Britain’s great battlefield generals of World War II, like Montgomery and Slim, would have failed had not General Sir Ronald Adam been appointed Adjutant-General in 1941. As the army’s second most senior officer, he was responsible for providing the man- and womanpower for battle. He revolutionized recruitment practices and introduced scientific selection procedures to find the officers, NCOs, and technicians that a modern army needed. Adam also recognized that soldiers needed to believe in the cause they were fighting for. This too led to controversy when the soldiers began to debate political issues about post-war Britain. Did Adam’s espousal of such discussion groups lead to the Labor landslide in 1945? How did this career soldier of conventional background, when given the authority, come to tread on so many toes, kick so many shins, and break up so much of the War Office’s most revered items of mental and organizational furniture? This book reveals the true story of a Modern Major-General.
|Publisher:||The History Press|
|Product dimensions:||6.20(w) x 9.70(h) x 1.10(d)|

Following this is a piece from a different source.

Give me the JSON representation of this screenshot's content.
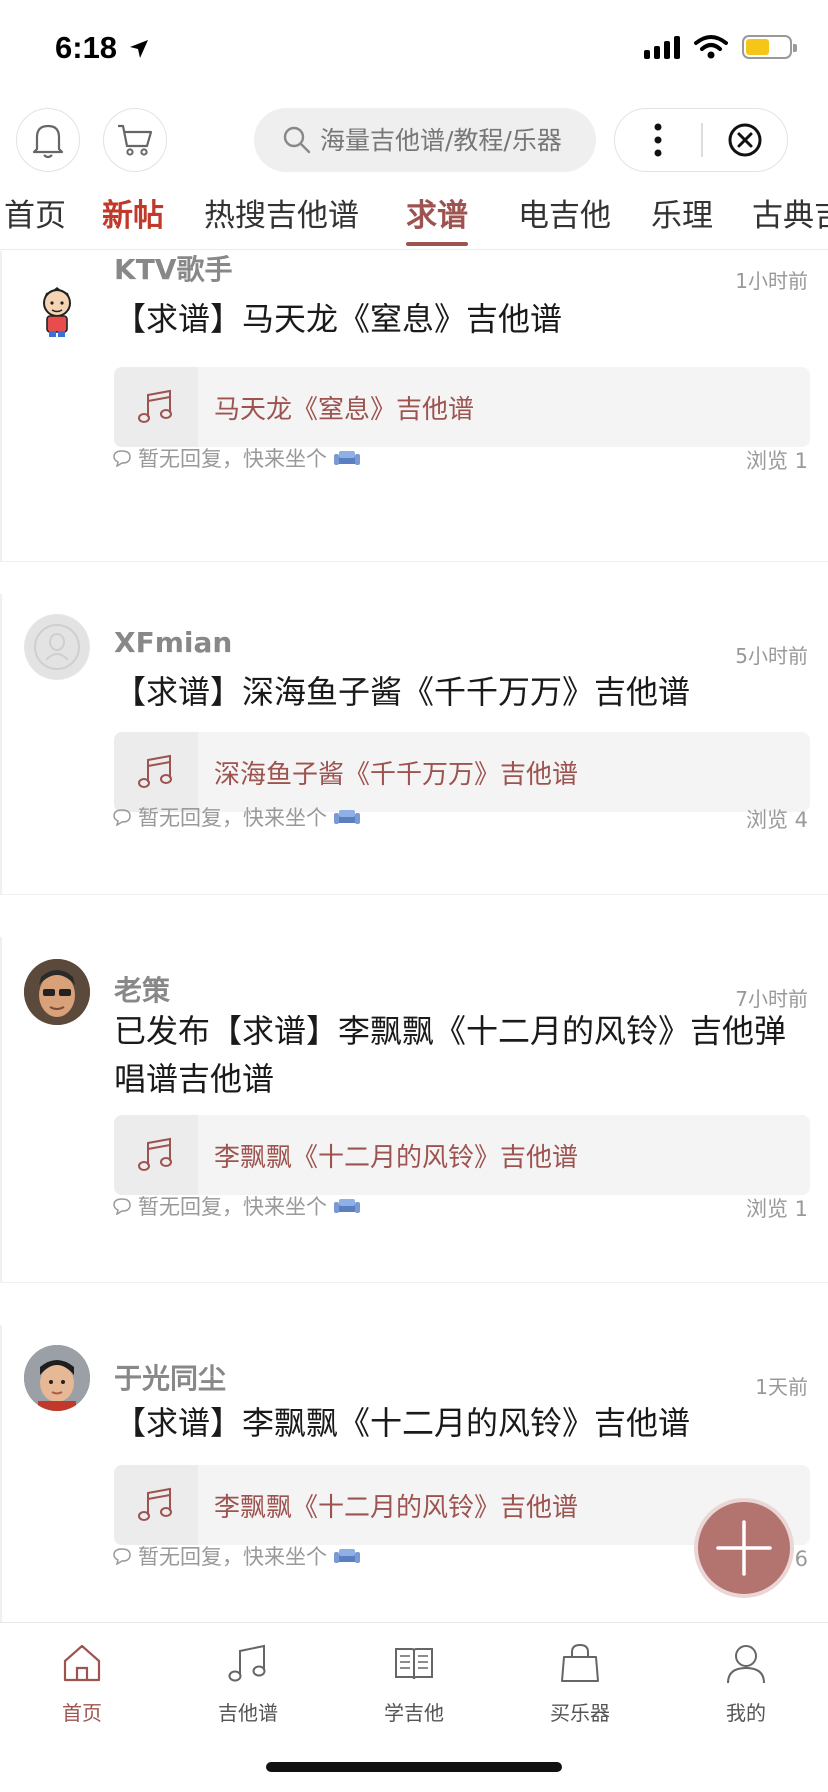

About the Author
Roger Broad has worked as an international journalist for the Financial Times, editor for European Community magazine, and the UK press officer for the European Commission in the 1960s. He served as the UK head of the European Parliament and authored European Dilemmas: From Bevin to Blair and Conscription in Britain 1939-1964: The Militarisation of a Generation. He also spent his National Service serving with the Royal Army Educational Corps.